And as we sit and mourn and rail against God with angry tears there comes a crack, a single steam of light, another type of story that disperses the darkness of the grave we live in.   A story of freedom, of 18 year girls meeting a Sari Bari woman on the train and instead of being trafficked she get a real job, a path that she did not expect.   A divine moment of grace, a hug, sometimes simply walking through the door into the embraces of friends, a kindness, an easy visit to a government office, the truth instead of a lie, silence instead of violence.  The light comes in and everything changes.  We see the losses amidst in the gifts, existing together and see how they make a strange kind of nonsense.  Maybe just enough light so that long dormant seeds begin to sprout.
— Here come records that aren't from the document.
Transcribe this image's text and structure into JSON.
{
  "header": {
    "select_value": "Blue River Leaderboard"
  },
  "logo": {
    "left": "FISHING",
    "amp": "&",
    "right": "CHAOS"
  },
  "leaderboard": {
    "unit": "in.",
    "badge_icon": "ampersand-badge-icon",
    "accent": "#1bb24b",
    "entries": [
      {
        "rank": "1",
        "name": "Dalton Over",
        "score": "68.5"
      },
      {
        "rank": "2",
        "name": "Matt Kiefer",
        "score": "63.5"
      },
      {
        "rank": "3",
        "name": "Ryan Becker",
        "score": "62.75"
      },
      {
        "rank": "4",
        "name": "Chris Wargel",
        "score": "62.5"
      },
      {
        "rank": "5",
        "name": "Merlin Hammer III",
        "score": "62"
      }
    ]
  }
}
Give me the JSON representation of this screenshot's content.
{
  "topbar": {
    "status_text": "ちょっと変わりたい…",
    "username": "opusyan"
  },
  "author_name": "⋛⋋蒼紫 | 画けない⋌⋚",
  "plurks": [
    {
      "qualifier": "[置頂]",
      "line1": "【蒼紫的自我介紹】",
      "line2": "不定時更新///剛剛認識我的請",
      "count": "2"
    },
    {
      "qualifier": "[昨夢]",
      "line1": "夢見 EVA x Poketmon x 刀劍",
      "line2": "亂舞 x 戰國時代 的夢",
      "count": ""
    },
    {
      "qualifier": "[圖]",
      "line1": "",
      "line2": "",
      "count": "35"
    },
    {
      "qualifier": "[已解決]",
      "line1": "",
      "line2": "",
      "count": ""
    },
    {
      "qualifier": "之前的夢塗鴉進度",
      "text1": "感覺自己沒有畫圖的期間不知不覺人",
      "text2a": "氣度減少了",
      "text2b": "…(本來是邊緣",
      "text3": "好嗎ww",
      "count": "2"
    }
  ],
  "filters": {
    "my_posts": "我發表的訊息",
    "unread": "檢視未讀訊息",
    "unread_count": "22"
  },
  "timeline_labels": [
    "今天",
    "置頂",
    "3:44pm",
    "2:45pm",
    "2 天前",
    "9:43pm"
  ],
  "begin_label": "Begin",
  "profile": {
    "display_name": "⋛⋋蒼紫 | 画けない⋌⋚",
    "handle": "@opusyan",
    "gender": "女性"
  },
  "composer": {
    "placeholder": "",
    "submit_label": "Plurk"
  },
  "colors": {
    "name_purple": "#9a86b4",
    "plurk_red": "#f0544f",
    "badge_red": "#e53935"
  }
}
The tomb becomes the womb.

The pain of losses 10 years in is a little different than it was in the first two years.  Walking the train platforms, bringing in God’s beloved who were left to die in the streets and train platforms was devastating.  There was not much hope in it. Just obedient acts of service, hands and feet, doing what hands and feet were meant to do.  The losses were losses to be sure.  Seeing what humans are capable of doing to one another is profoundly breaking.  We brought in many many people who died in the Taxi on the way to the MC home.  I brought in a young woman who had been raped, her bruises bringing tears to both our eyes as I washed away the blood and dirt.   Her face still seared on my brain. We saw thousands and thousands of people walk by as someone died on a train platform.  This was beginning of understanding the tomb.  But we did not know many names or stories in this season, we were hands and feet and that was enough.

Ten years later, I know names and stories and the deaths are equally disturbing and far more painful.  When Rina died, I lost my friend.  I lost a part of myself, a part that was just for her.  I know her story, I know what she left behind, I know that now she is a peace and hopefully cracking jokes and getting someone to make her some pasta and bring her some limes!  Rina’s loss still hurts; maybe it will never stop hurting.  And still even in the grief of herfuneral, her loss created something new in our community, another affirmation that we are a family, that we are not alone.  For the 11% of our women with HIV, it affirmed that they are not alone and we will walk with them to death all the while celebrating their life. And when the time comes 80, 100 women and friends will gather around them, upholding their family and children after they are gone.  The tomb becomes the womb.

There seems to be 20 stories of loss for every story of hope and new life.  It would be easy to stop looking for the light and let the darkness overwhelm.  Most of us here Kolkata have lived in this darkness for months and sometime years at a time.  And the longer we are here, the more we can see the cracks (we have learned where to look), the places where the light is seeping in and even bursting in as the stone is rolled away, it’s impossible weight pushed back as if it were nothing.   The tomb becomes the womb.  It is not always Friday here.  At least once a week Sunday comes and the tomb becomes a womb where new life is born, restoration, resurrection, and death is only fertilizer.

(Inspired by Mars Hill Easter Service-Tomb becomes the womb)